• THE TASK:
Report back each line of the records that contains the string "devices".
*****
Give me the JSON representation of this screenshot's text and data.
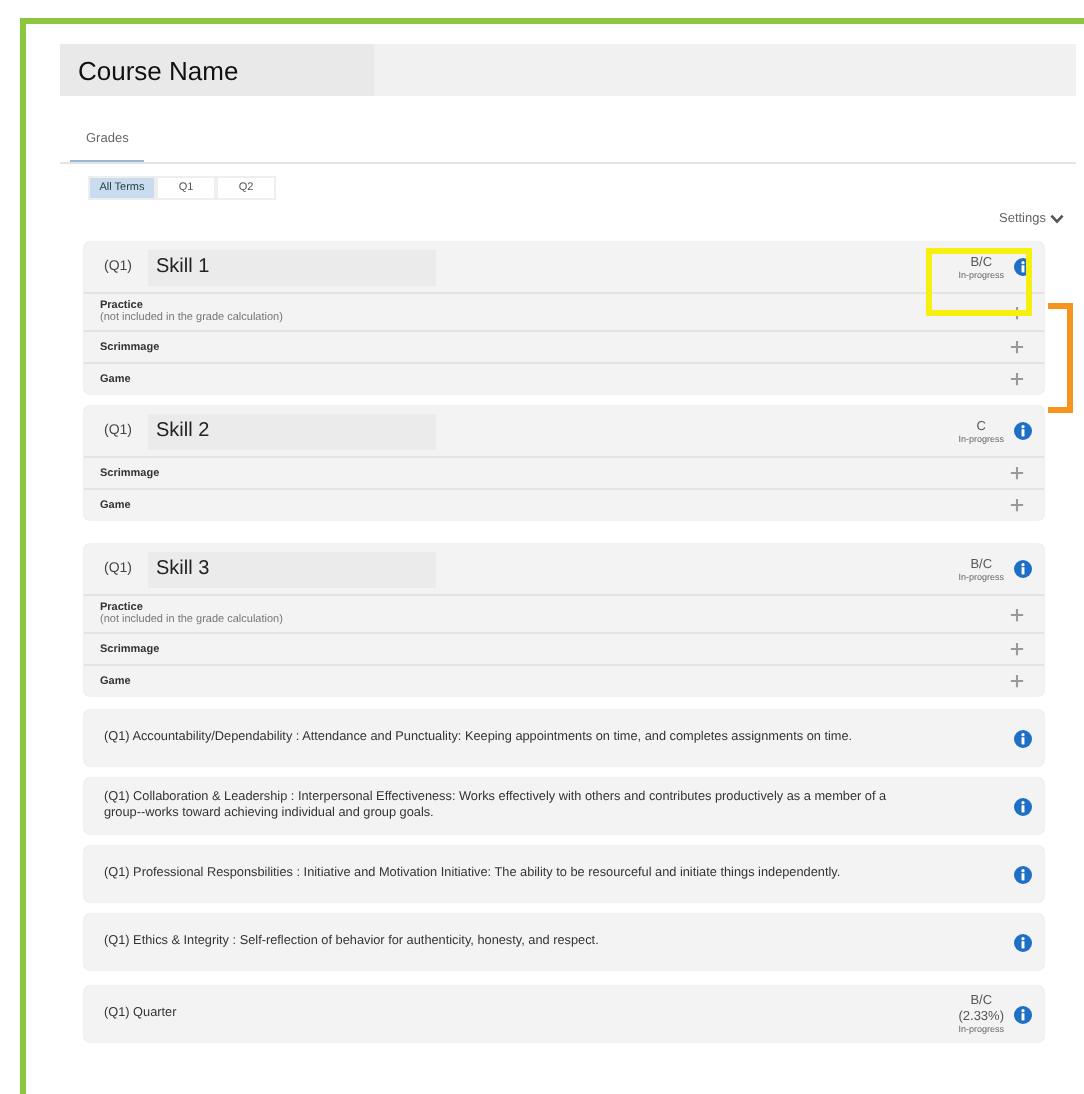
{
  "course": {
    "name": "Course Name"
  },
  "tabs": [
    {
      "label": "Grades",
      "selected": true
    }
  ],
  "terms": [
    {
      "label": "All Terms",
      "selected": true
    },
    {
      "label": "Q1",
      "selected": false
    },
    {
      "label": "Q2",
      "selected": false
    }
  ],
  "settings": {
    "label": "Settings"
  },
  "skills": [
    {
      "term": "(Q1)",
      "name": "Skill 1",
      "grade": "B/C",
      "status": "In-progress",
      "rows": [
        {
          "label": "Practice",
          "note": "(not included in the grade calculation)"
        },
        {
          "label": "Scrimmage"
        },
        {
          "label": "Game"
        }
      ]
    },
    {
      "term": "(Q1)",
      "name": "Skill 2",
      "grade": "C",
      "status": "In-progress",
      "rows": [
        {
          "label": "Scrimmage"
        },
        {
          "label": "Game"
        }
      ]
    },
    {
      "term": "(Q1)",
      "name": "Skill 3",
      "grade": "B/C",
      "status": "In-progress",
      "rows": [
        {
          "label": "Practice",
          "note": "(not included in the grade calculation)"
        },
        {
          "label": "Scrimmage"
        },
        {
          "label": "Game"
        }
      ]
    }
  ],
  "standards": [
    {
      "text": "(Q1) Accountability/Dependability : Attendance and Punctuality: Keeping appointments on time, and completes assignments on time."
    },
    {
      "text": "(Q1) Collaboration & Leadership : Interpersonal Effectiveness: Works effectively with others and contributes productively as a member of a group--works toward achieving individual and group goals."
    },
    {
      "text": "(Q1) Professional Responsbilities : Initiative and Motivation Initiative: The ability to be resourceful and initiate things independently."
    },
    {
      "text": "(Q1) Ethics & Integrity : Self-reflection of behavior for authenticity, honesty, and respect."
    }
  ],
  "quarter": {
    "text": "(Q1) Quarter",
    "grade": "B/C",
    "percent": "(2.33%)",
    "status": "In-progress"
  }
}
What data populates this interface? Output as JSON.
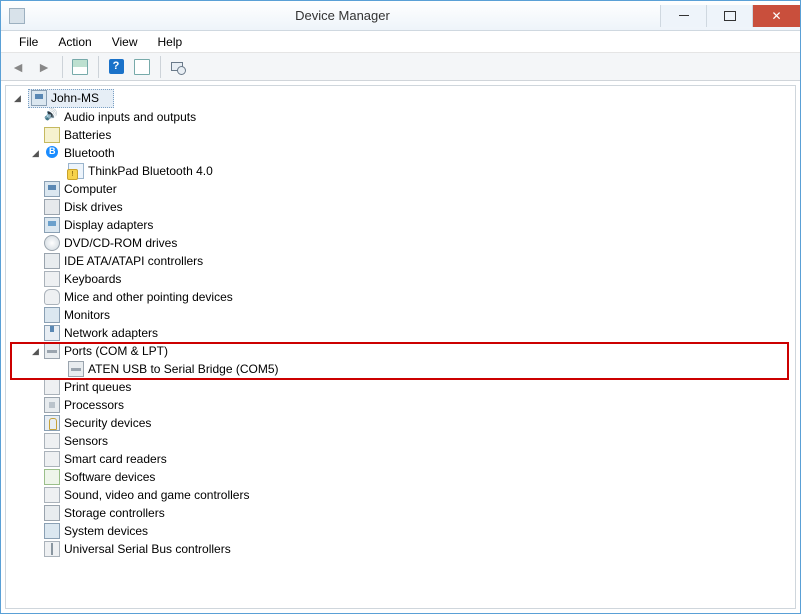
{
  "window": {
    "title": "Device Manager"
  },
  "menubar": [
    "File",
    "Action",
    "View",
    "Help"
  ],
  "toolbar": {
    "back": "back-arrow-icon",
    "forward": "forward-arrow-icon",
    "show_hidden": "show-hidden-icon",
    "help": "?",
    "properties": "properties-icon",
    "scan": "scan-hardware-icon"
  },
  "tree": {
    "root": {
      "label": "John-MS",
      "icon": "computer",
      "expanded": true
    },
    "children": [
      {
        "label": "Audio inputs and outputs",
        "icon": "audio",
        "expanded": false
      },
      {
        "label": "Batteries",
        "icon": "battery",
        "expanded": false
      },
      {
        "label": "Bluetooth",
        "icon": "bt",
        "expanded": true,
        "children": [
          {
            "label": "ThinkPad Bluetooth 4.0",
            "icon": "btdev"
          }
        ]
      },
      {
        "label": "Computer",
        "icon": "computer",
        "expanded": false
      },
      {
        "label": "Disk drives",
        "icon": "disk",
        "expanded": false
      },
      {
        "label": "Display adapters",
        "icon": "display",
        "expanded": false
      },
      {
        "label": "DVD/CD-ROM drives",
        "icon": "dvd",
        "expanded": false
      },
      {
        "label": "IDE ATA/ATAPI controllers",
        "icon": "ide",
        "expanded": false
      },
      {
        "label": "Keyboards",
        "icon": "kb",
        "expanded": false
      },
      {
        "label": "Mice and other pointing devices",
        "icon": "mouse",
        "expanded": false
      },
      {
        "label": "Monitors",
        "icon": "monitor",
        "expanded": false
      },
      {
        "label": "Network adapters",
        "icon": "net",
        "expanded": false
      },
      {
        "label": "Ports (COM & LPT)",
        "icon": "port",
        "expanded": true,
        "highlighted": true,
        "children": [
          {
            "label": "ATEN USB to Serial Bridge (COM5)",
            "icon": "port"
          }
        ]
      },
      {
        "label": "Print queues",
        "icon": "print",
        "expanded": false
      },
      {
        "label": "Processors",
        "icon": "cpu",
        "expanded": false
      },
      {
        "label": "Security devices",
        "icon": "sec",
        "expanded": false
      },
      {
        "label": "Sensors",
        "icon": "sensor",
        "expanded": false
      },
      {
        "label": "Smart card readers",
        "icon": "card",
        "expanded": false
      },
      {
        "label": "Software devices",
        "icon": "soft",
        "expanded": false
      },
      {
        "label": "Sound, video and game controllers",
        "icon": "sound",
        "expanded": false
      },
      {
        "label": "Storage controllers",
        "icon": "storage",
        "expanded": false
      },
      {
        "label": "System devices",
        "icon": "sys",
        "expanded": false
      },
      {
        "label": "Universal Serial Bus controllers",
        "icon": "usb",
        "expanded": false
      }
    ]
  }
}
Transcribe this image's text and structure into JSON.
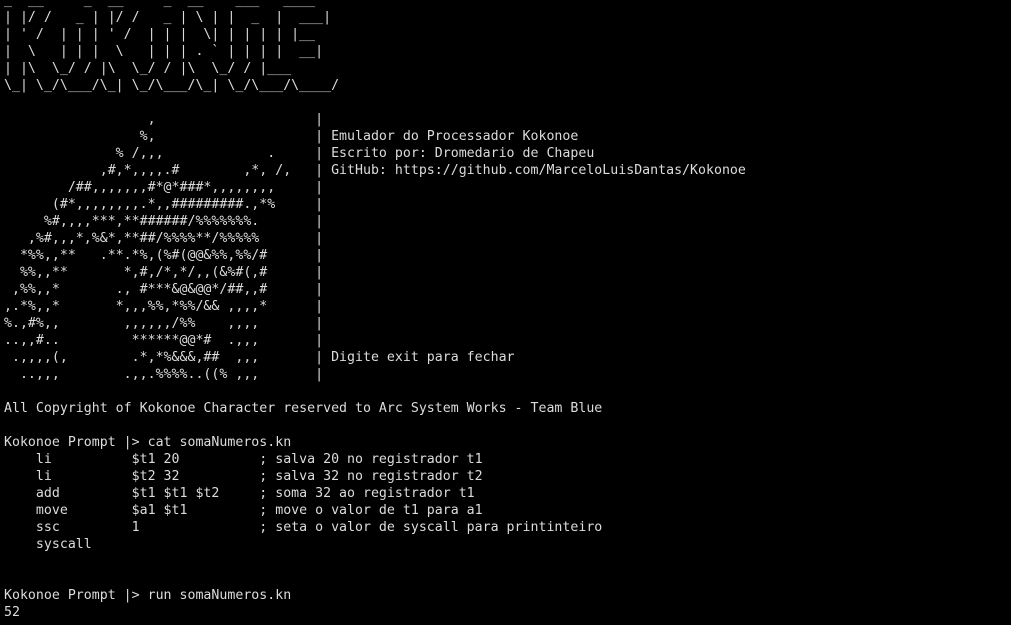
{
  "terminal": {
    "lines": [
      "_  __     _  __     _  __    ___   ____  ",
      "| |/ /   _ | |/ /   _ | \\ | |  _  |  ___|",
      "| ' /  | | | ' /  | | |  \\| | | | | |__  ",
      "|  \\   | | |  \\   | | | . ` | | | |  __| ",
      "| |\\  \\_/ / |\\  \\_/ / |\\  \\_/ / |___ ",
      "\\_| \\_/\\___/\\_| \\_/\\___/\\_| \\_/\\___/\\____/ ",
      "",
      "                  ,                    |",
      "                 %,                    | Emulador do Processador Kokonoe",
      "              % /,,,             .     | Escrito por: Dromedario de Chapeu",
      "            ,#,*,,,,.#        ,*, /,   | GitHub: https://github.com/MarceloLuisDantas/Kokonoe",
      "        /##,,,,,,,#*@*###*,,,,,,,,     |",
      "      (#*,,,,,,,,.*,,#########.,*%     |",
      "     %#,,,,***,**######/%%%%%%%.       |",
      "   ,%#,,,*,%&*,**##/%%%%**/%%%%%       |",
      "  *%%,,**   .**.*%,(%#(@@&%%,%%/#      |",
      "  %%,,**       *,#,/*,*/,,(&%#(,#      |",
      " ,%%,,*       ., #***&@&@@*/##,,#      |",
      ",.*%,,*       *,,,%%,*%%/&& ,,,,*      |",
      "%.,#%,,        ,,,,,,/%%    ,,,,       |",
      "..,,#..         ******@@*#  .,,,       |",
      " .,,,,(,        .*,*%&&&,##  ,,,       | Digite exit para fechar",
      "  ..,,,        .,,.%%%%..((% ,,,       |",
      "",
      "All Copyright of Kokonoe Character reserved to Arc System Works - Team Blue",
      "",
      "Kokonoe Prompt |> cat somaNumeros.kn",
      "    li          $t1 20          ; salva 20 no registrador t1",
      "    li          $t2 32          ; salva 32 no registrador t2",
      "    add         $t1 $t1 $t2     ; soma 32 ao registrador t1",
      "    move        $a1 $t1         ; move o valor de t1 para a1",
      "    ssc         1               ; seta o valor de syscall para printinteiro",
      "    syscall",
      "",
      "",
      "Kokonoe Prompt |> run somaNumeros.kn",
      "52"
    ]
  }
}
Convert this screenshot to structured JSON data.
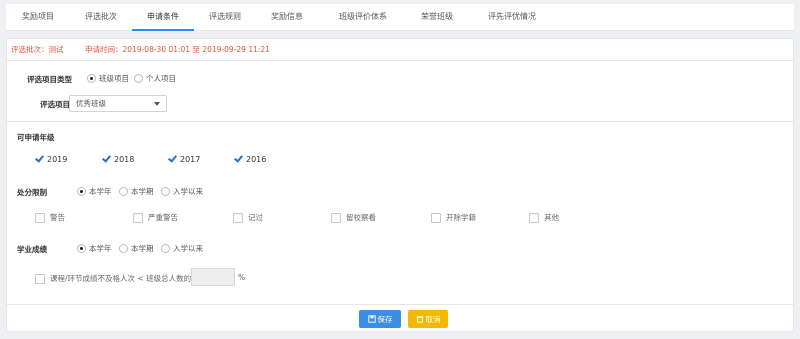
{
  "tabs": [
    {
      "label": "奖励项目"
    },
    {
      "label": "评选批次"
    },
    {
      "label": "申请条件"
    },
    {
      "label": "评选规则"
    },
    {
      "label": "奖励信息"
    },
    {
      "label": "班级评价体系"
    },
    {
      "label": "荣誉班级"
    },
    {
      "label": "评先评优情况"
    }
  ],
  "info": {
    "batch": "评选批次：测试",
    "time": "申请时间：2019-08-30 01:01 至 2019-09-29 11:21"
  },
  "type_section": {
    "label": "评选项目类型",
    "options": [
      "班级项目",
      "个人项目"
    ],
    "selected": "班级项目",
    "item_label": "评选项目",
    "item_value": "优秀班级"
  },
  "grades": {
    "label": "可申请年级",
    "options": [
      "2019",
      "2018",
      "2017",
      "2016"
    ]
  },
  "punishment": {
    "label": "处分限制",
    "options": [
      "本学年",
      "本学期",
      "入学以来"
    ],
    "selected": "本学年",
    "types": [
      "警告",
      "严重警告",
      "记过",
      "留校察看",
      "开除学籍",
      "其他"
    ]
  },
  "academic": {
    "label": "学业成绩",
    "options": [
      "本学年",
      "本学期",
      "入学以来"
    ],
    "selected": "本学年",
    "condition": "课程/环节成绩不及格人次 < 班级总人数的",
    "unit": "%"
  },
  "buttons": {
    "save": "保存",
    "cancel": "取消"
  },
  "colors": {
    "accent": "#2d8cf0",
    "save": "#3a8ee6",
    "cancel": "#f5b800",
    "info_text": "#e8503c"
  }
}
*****
• RESULT OF THIS EXERCISE:
        "label": "Mice and other pointing devices",
        "label": "Security devices",
        "label": "Software devices",
        "label": "System devices",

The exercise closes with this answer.